Li Shufu, the billionaire founder of China's biggest private automaker, is leading a push among the country's carmakers for overseas brands to move beyond the world's fastest-growing car market.
Li's Geely Holdings Group Co said this week it might work with Chinese state investment companies to buy Ford Motor Co's Volvo unit.
Beijing Automotive Industry Holdings Co (BAIC) joined a bid for General Motors Co's Saab on Wednesday and Sichuan Tengzhong Heavy Industrial Machinery Co is trying to buy GM's Hummer.
The acquisitions would give Geely and Beijing Auto entry into the US and Europe, where Sweden-based Volvo and Saab have reputations for safety. The Chinese companies would also face the challenge of profitably building cars in relatively small volumes, a feat that eluded GM and Ford.
"It takes decades to establish a recognized, renowned brand," said Jim Hossack, an industry analyst at researcher AutoPacific Inc, in Tustin, California. "China wants to do it much faster, perhaps within as little as five years."
Geely has a target of getting 66 percent of sales from overseas by 2015 compared with 5 percent in the first half. In June, Geely also bought the key assets of bankrupt Australian gearbox maker Drivetrain Systems International to help add larger and more sophisticated models to its product line-up.
"I'm fighting for what's in overseas automakers' rice bowls" instead of their leftovers, Li, 46, said. "I want to build Geely into a global first-tier automaker."
For Beijing Auto, the bid for Saab marks a second attempt to buy a European carmaker. It was rebuffed by GM in July when it bid for the Ruesselsheim, Germany-based Opel unit.
GM decided to dispose of Saab in February as part of a European reorganization.

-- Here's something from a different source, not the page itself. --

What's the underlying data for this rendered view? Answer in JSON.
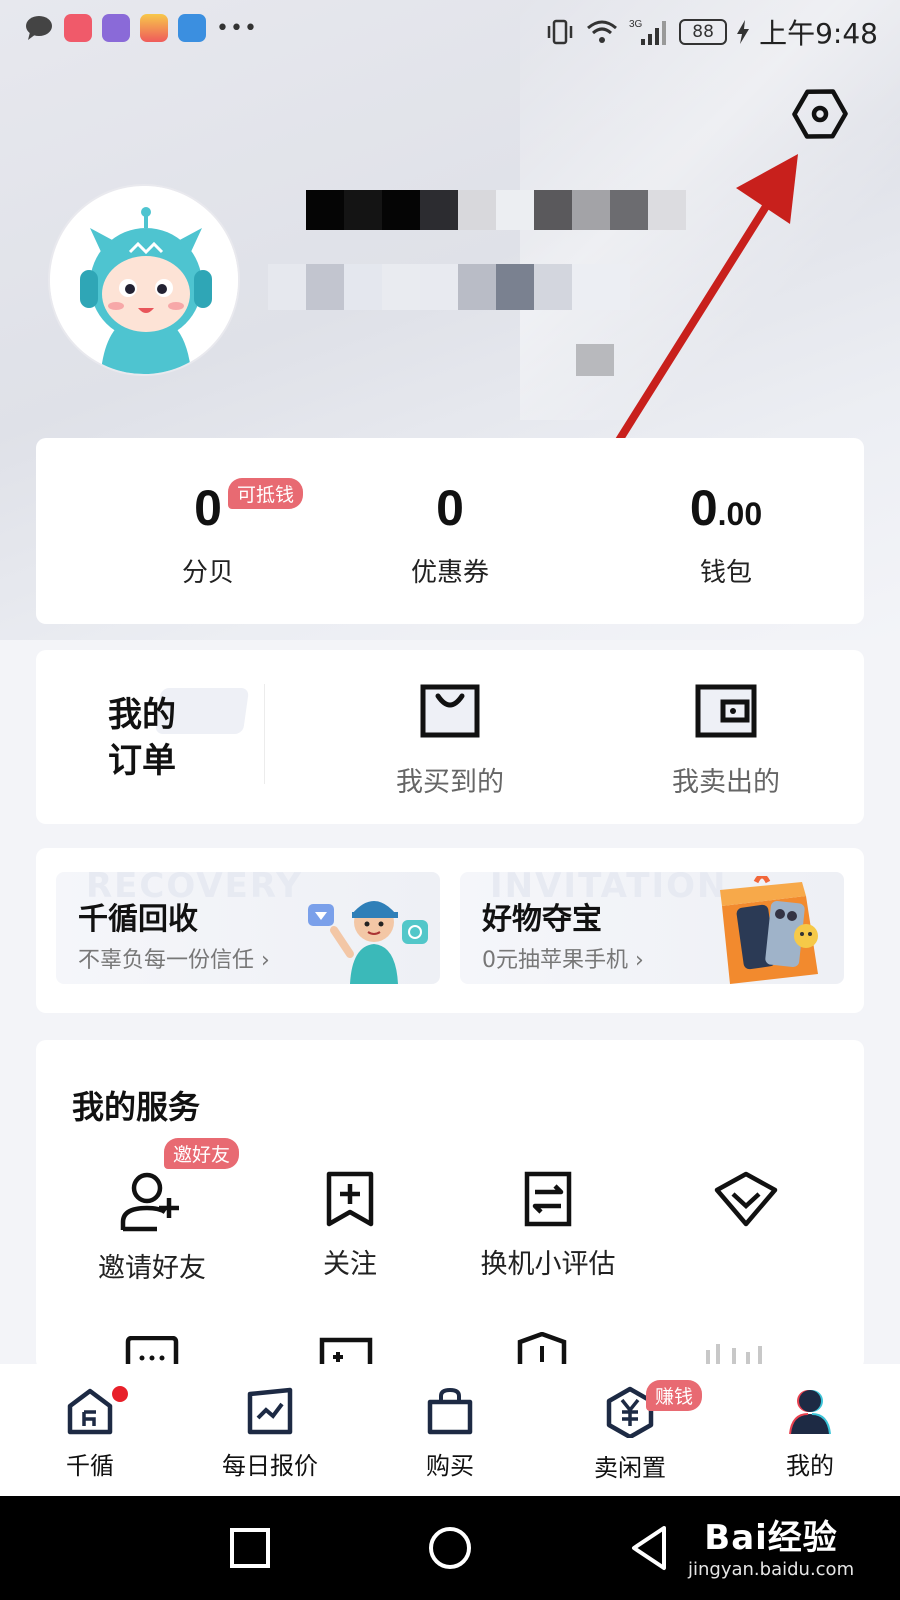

The Swedish unit has been unprofitable for most of the two decades that Detroit-based GM has owned it. Saab sold fewer than 100,000 vehicles worldwide last year.
"This is a great opportunity for us to partner up with a brand (Saab) that we believe has a great future with a new business plan and new ownership," Wang Dazong, general manager of Beijing Auto, said in a statement posted on its website.
Chinese carmakers have failed in their ambitions before. In January, 2006, Geely's Li displayed the 7151CK sedan at the Detroit car show and promised the car would be on US roads by 2008. The exports never came. Chery Automobile Co, China's largest maker of own-brand cars, has also delayed plans to enter developed markets.
SAIC Motor Corp, China's biggest domestic automaker, bought control of South Korea's Ssangyong Motor Co, only to have the unit go into receivership after SUV sales plunged. Tengzhong's application to buy GM's Hummer has been sent back, China's government said this week.
Following a similar strategy as the Chinese carmakers, Tata Motors Ltd, India's largest truckmaker bought Ford's UK-based Jaguar and Land Rover brands last year. Sales of luxury vehicles plunged due to the global recession and the units had a pretax loss of 281 million pounds ($465 million) in the 10-month period ending March.
"There are more disadvantages than benefits for Geely to buy Volvo," said Lin Huaibin, analyst at IHS Global Insight. "They don't have the capability to manage an international company nor the experience to deal with unions overseas."
Geely earlier this year unveiled the EC718 sedan, its first model specifically designed for European markets. The car, priced from 80,000 yuan ($11,700) to 120,000 yuan domestically, still needs to win certification to be sold in Europe.
Geely has also bought a stake in Manganese Bronze Holdings Plc and set up a Shanghai venture with the London-cab maker that is shipping cars to countries including Saudi Arabia, Turkey and Spain.